Wilson was born in Houston, but by the time he was a teenager he was living in Los Angeles. That move would come to be fortuitous because when Berry Gordy asked producers Hal Davis and Marc Gordon to set up a west coast office for Motown, the producers invited Wilson to join their team. The first single that was released by the west coast Motown office was Patrice Holloway’s “Stevie,” which came out at the end of 1965. Wilson was one of the credited writers on the single.
Gordy must have been impressed because he invited Wilson to move to the the main office in Detroit, and that’s where Wilson found real success. He worked as a producer and writer for nearly all of the best known names at Motown. Just a few of the records Wilson was associated with include sides by the Supremes (“Love Child,” Up the Ladder to the Roof,” “Stoned Love”), Marvin Gaye (“Chained”), the Temptations (“All I Need”), Stevie Wonder (“Castles in the Sand”), the Four Tops (“Still Water”), Eddie Kendricks (“Keep on Truckin’,” “Boogie Down”), and Holloway (“You’ve Made Me So Very Happy”).
But before his songwriting and production efforts became in demand among the artists on the Motown roster, Wilson tried his hand at being a recording artist himself. He recorded his one single, “Do I Love You (Indeed I Do)” b/w “Sweeter as the Days Go By,” as a demo, and 250 copies were pressed. The record was scheduled for a December 23, 1965 release, but fate intervened. For one thing, Wilson really wanted to be a producer. For another, Gordy wasn’t so keen on Wilson’s vocal abilities, and he was even less interested in seeing his producers have success as recording artists.
As a result, the demos were destroyed. A few copies, perhaps as many as five, survived the destruction and that scarcity caused the record to become one of the singles most prized by avid crate diggers. The last time one was sold, in 2009, it fetched nearly $40,000. At Wigan Casino, the ground zero for England’s Northern Soul movement, the record was in constant rotation. That created so much demand that Motown (Tamla) finally released it in the UK in 1979.
On this side of the pond, “Do I Love You (Indeed I Do)” can be found on the The Complete Motown Singles, Volume 5: 1965.
Wilson left Motown in the ’70s, but continued his production work with artists like former Tower of Power singer Lennie Williams, ex-Fifth Dimension vocalists Marilyn McCoo & Billy Davis, Jr., and New Birth.
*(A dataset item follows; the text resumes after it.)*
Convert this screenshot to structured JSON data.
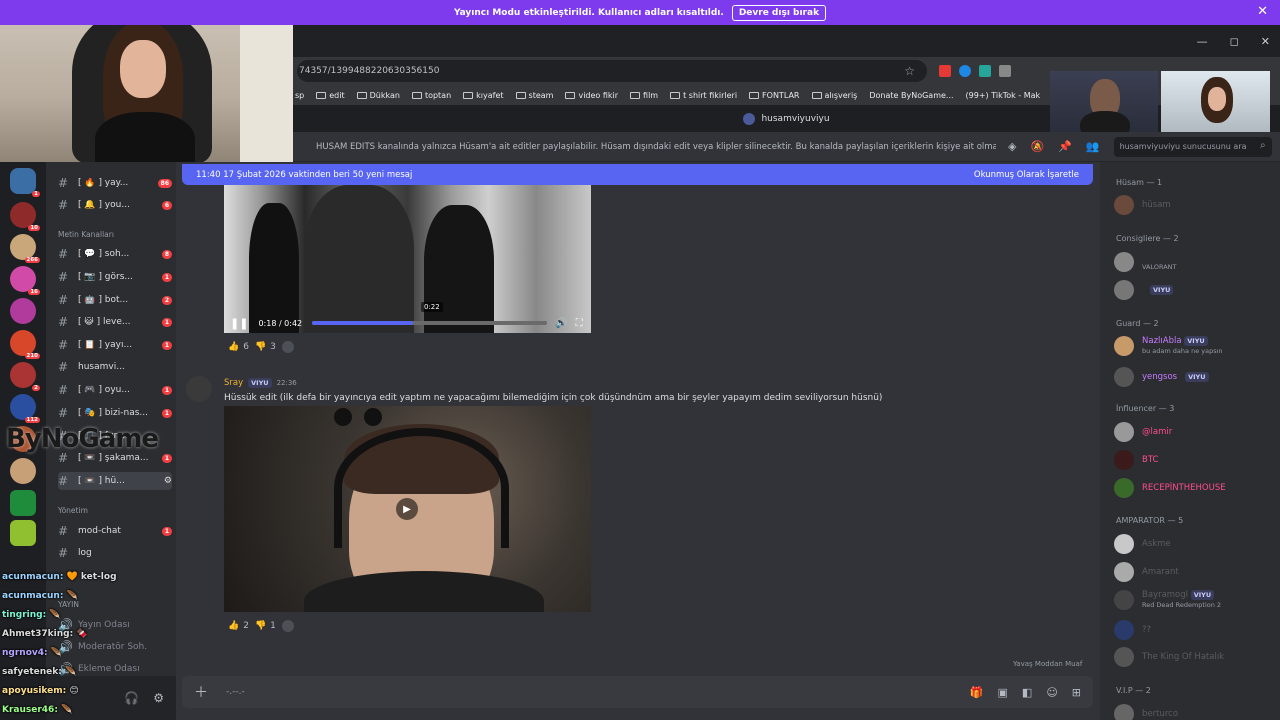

He also started his own publishing companies that over a period of four years released approximately 40 records. By 1976, Wilson was done with the music business grind. He became an ordained minister, wrote a number of inspirational books, and kept his hand in music by producing gospel records. Frank Wilson passed away in 2012 after a long battle with cancer.
Wilson’s reputation as a singer is practically non-existent, except for that one Motown single. That record, however, places him in the company of legends like Louis Armstrong and Bessie Smith when collectors discuss the rarest records of all time.